The New York Times: "In his first address to a joint session of Congress, Mr. Obama mixed an acknowledgment of the depth of the economic problems with a Reaganesque exhortation to American resilience. He offered an expansive agenda followed by a pledge to begin paring an ever-climbing budget deficit."
The Boston Globe makes a similar point: "President Obama, tempering the series of grim economic diagnoses he has delivered in recent weeks, sounded a new note of optimism."
The Wall Street Journal adds, "The speech, 52 minutes long, punctuated by more than 60 ovations, was billed as a rhetorical salve to a nation battered by layoffs and plunging stock prices -- and a tempering of pessimistic rhetoric from the Oval Office over the past few weeks."
The Los Angeles Times reminds us, "When Herbert Hoover said on the eve of the Great Depression that 'prosperity is around the corner,' he was ridiculed as blindly optimistic, and shantytowns were mockingly named 'Hoovervilles.' When Jimmy Carter said a 'national malaise' was behind U.S. economic woes in the 1970s, he was panned for being too grim and demoralizing. With his speech to Congress on Tuesday night, President Obama tried to navigate shoals that have challenged other presidents serving during times of economic crisis: how to balance warnings of dire circumstances against the need to inspire confidence."
The New York Daily News' DeFrank: "In a clear tonal shift from his first month, Obama seized the bully pulpit of his office to offer more hope than angst to a nation desperate for reassurance."
The AP compares Obama's speech to FDR's fireside chats and checks in with people for reaction: "On Tuesday night, three-quarters of a century later, Barack Obama stepped up to a less intimate but equally high-stakes version of the national fireplace to do the same thing: Talk a good game, draw us a map back toward prosperity and 'speak frankly and directly to the men and women who sent us here.'" More: "[T]he rest of the speech was relatively short on the type of sunny optimism that Franklin Roosevelt and Ronald Reagan used to buoy the nation in hard times.

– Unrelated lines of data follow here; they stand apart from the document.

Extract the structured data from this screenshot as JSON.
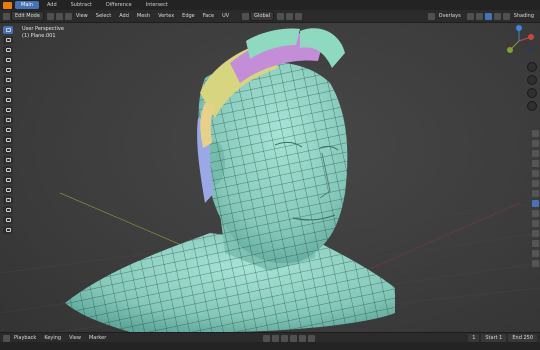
{
  "topbar": {
    "tabs": [
      {
        "label": "Main",
        "active": true
      },
      {
        "label": "Add",
        "active": false
      },
      {
        "label": "Subtract",
        "active": false
      },
      {
        "label": "Difference",
        "active": false
      },
      {
        "label": "Intersect",
        "active": false
      }
    ],
    "right_icons": [
      "overlays-icon",
      "shading-solid-icon",
      "shading-material-icon",
      "shading-rendered-icon",
      "shading-wire-icon"
    ],
    "overlays_label": "Overlays",
    "shading_label": "Shading"
  },
  "header": {
    "mode": "Edit Mode",
    "menus": [
      "View",
      "Select",
      "Add",
      "Mesh",
      "Vertex",
      "Edge",
      "Face",
      "UV"
    ],
    "transform": "Global"
  },
  "viewport": {
    "perspective": "User Perspective",
    "object": "(1) Plane.001"
  },
  "timeline": {
    "menus": [
      "Playback",
      "Keying",
      "View",
      "Marker"
    ],
    "current_frame": "1",
    "start_label": "Start 1",
    "end_label": "End 250"
  },
  "colors": {
    "mesh": "#8fd3c4",
    "mesh_shadow": "#5ea79a",
    "wire": "#1a2a26",
    "hair": [
      "#c38dd8",
      "#8fd9c1",
      "#e7d08a",
      "#9aa8e6",
      "#d7d57f"
    ],
    "accent": "#4772b3"
  }
}
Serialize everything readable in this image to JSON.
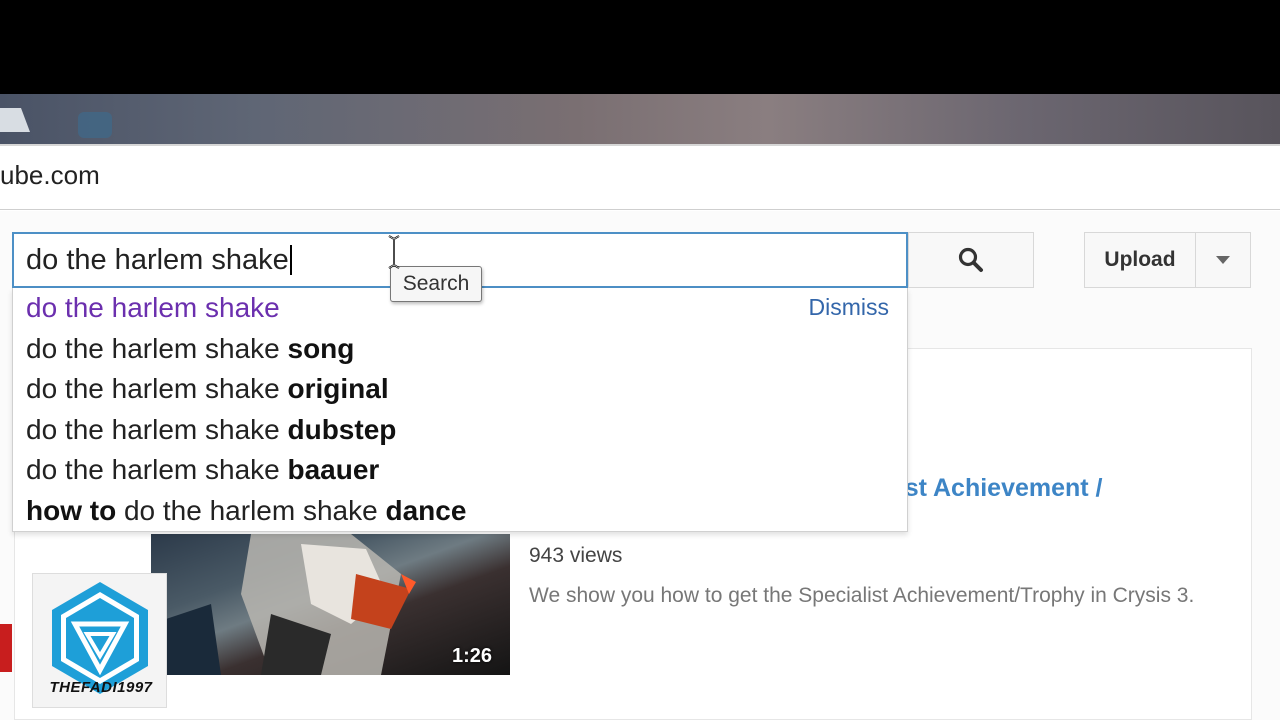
{
  "browser": {
    "url_fragment": "ube.com"
  },
  "search": {
    "query": "do the harlem shake",
    "tooltip": "Search"
  },
  "header": {
    "upload_label": "Upload"
  },
  "suggestions": {
    "dismiss_label": "Dismiss",
    "items": [
      {
        "pre": "",
        "normal": "do the harlem shake",
        "post": "",
        "visited": true
      },
      {
        "pre": "",
        "normal": "do the harlem shake ",
        "post": "song",
        "visited": false
      },
      {
        "pre": "",
        "normal": "do the harlem shake ",
        "post": "original",
        "visited": false
      },
      {
        "pre": "",
        "normal": "do the harlem shake ",
        "post": "dubstep",
        "visited": false
      },
      {
        "pre": "",
        "normal": "do the harlem shake ",
        "post": "baauer",
        "visited": false
      },
      {
        "pre": "how to",
        "normal": " do the harlem shake ",
        "post": "dance",
        "visited": false
      }
    ]
  },
  "video": {
    "title_partial": "ialist Achievement /",
    "duration": "1:26",
    "views": "943 views",
    "description": "We show you how to get the Specialist Achievement/Trophy in Crysis 3."
  },
  "watermark": {
    "channel_name": "THEFADI1997"
  },
  "colors": {
    "accent_blue": "#3d85c6",
    "focus_border": "#4d90c6",
    "visited_purple": "#6b2fae",
    "dismiss_link": "#3366aa"
  },
  "icons": {
    "search": "magnifier-icon",
    "dropdown": "triangle-down-icon",
    "cursor": "i-beam-cursor-icon",
    "logo": "ingress-logo-icon"
  }
}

Rather, Obama's style was a variation on the bargaining approach of Clinton. But while Clinton excelled at explaining his policies, Obama is most effective at explaining his own intentions - especially his desire to pursue post-partisan solutions to urgent national problems."
Here are the word counts from NBC's Abby Livingston:
Economy -- 31
Home/house --11 (in context of mortgages)
Jobs -- 19
Government -- 7
Deficit/Debt -- 13
College/Schools/Education -- 27
Health care -- 16
Energy -- 14
Hope -- 3